I live in California, which (among many other things) is a state known for having some unusual laws. One oddity that comes up from time to time when negotiating loans is the fact that jury trial waivers - which are standard in most corporate loan agreements - are generally unenforceable in California.

This is old news to several of you, I know, but I received some questions about this recently, so I thought it might be helpful to offer up an explanation. In a nutshell, what this means for you is that if your borrower is located in California, if California law is the governing law for your loan agreement, or, if neither of those things is true, but there is nonetheless some possibility that you could end up in a California court, you may want to choose an alternative to a straight-up jury trial waiver provision (unless, of course, you actually want a jury . . . ).

Back when this became law in California (because of the decision in Grafton Partners v. Superior Court (pdf), where the California Supreme Court determined that pre-dispute jury trial waivers violate the state's constitution) there was initially some confusion as to how best to get around the prohibition on these kinds of waivers. But now, there are well-established practices for what to do.

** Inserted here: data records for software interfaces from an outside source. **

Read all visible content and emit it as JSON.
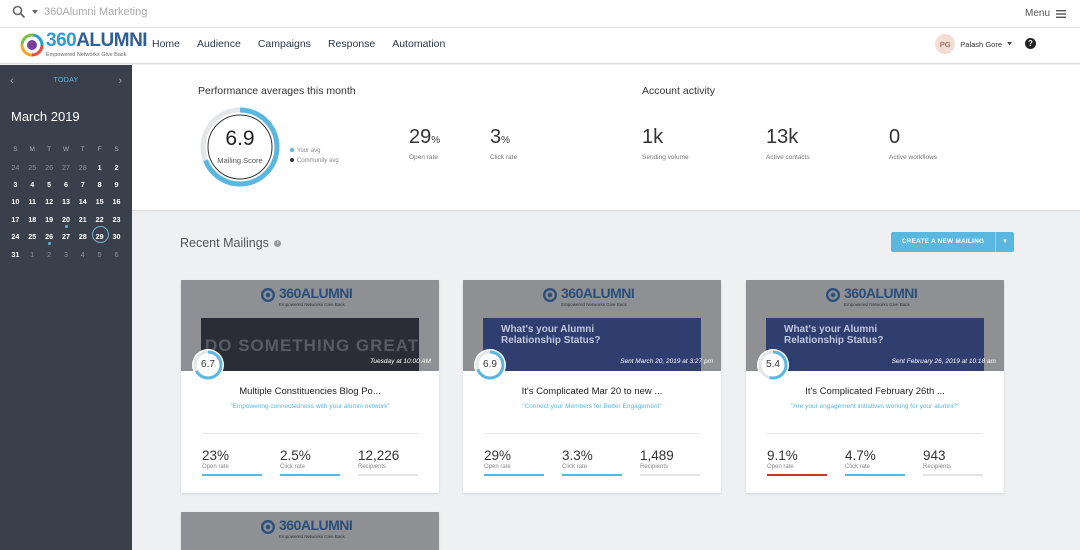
{
  "topbar": {
    "search_text": "360Alumni Marketing",
    "menu_label": "Menu"
  },
  "logo": {
    "brand_a": "360",
    "brand_b": "ALUMNI",
    "tagline": "Empowered Networks Give Back"
  },
  "nav": {
    "items": [
      "Home",
      "Audience",
      "Campaigns",
      "Response",
      "Automation"
    ]
  },
  "user": {
    "initials": "PG",
    "name": "Palash Gore"
  },
  "calendar": {
    "today_label": "TODAY",
    "month": "March 2019",
    "dow": [
      "S",
      "M",
      "T",
      "W",
      "T",
      "F",
      "S"
    ],
    "weeks": [
      [
        "24",
        "25",
        "26",
        "27",
        "28",
        "1",
        "2"
      ],
      [
        "3",
        "4",
        "5",
        "6",
        "7",
        "8",
        "9"
      ],
      [
        "10",
        "11",
        "12",
        "13",
        "14",
        "15",
        "16"
      ],
      [
        "17",
        "18",
        "19",
        "20",
        "21",
        "22",
        "23"
      ],
      [
        "24",
        "25",
        "26",
        "27",
        "28",
        "29",
        "30"
      ],
      [
        "31",
        "1",
        "2",
        "3",
        "4",
        "5",
        "6"
      ]
    ]
  },
  "performance": {
    "title": "Performance averages this month",
    "score": "6.9",
    "score_label": "Mailing Score",
    "score_fraction": 0.69,
    "legend_your": "Your avg",
    "legend_community": "Community avg",
    "open_rate": "29",
    "open_rate_unit": "%",
    "open_rate_label": "Open rate",
    "click_rate": "3",
    "click_rate_unit": "%",
    "click_rate_label": "Click rate"
  },
  "activity": {
    "title": "Account activity",
    "sending_volume": "1k",
    "sending_volume_label": "Sending volume",
    "active_contacts": "13k",
    "active_contacts_label": "Active contacts",
    "active_workflows": "0",
    "active_workflows_label": "Active workflows"
  },
  "recent": {
    "title": "Recent Mailings",
    "create_label": "CREATE A NEW MAILING",
    "mailings": [
      {
        "score": "6.7",
        "score_fraction": 0.67,
        "sent": "Tuesday at 10:00 AM",
        "title": "Multiple Constituencies Blog Po...",
        "subtitle": "\"Empowering connectedness with your alumni network\"",
        "thumb_text": "DO SOMETHING GREAT",
        "open_rate": "23%",
        "open_fraction": 1.0,
        "open_color": "#5ab8e0",
        "click_rate": "2.5%",
        "click_fraction": 1.0,
        "recipients": "12,226",
        "labels": [
          "Open rate",
          "Click rate",
          "Recipients"
        ]
      },
      {
        "score": "6.9",
        "score_fraction": 0.69,
        "sent": "Sent March 20, 2019 at 3:27 pm",
        "title": "It's Complicated Mar 20 to new ...",
        "subtitle": "\"Connect your Members for Better Engagement\"",
        "thumb_text": "What's your Alumni Relationship Status?",
        "open_rate": "29%",
        "open_fraction": 1.0,
        "open_color": "#5ab8e0",
        "click_rate": "3.3%",
        "click_fraction": 1.0,
        "recipients": "1,489",
        "labels": [
          "Open rate",
          "Click rate",
          "Recipients"
        ]
      },
      {
        "score": "5.4",
        "score_fraction": 0.54,
        "sent": "Sent February 26, 2019 at 10:18 am",
        "title": "It's Complicated February 26th ...",
        "subtitle": "\"Are your engagement initiatives working for your alumni?\"",
        "thumb_text": "What's your Alumni Relationship Status?",
        "open_rate": "9.1%",
        "open_fraction": 1.0,
        "open_color": "#c0392b",
        "click_rate": "4.7%",
        "click_fraction": 1.0,
        "recipients": "943",
        "labels": [
          "Open rate",
          "Click rate",
          "Recipients"
        ]
      }
    ]
  },
  "colors": {
    "accent": "#5ab8e0",
    "sidebar": "#3a404b",
    "community": "#333333",
    "warning": "#c0392b"
  }
}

Many lenders in California have chosen to use judicial reference provisions in their loan agreements. Judicial reference is generally accepted as a valid alternative to jury trial waivers, using the Grafton case analysis (as is arbitration, under many circumstances). Judicial reference is a special process established in the California Code of Civil Procedure (Section 638, et seq.), and, as a practical matter, it can be rather similar to arbitration. It gets you out of the regular courtroom and into separate proceedings that don't involve a jury, where the case can be decided by a referee chosen by the parties. The general rules for judicial reference are provided for directly in the California statute.

Here's one example of how some lenders have added judicial reference to the waiver provisions in a loan agreement (there are certainly more complicated ways to do this too):

To the extent the foregoing waiver of a jury trial is held to be unenforceable under applicable California law, the parties hereby agree to refer, for a complete and final adjudication, any and all issues of fact or law involved in any litigation or proceeding (including but not limited to all discovery and law and motion matters, pretrial motions, trial matters and post-trial motions), brought to resolve any dispute between the parties hereto (whether based on contract, tort or otherwise) arising out of or otherwise related to this Agreement or any other Loan Document to a judicial referee who shall be appointed under a general reference pursuant to California Code of Civil Procedure Section 638, which referee's decision will stand as the decision of the court. Such judgment will be entered on the referee’s statement of judgment in the same manner as if the action had been tried by the court. The parties shall select a single neutral referee, [who shall be a retired state or federal judge] [with at least five years of judicial experience in civil matters]; provided that in the event the parties cannot agree upon a referee, the referee will be appointed by the court.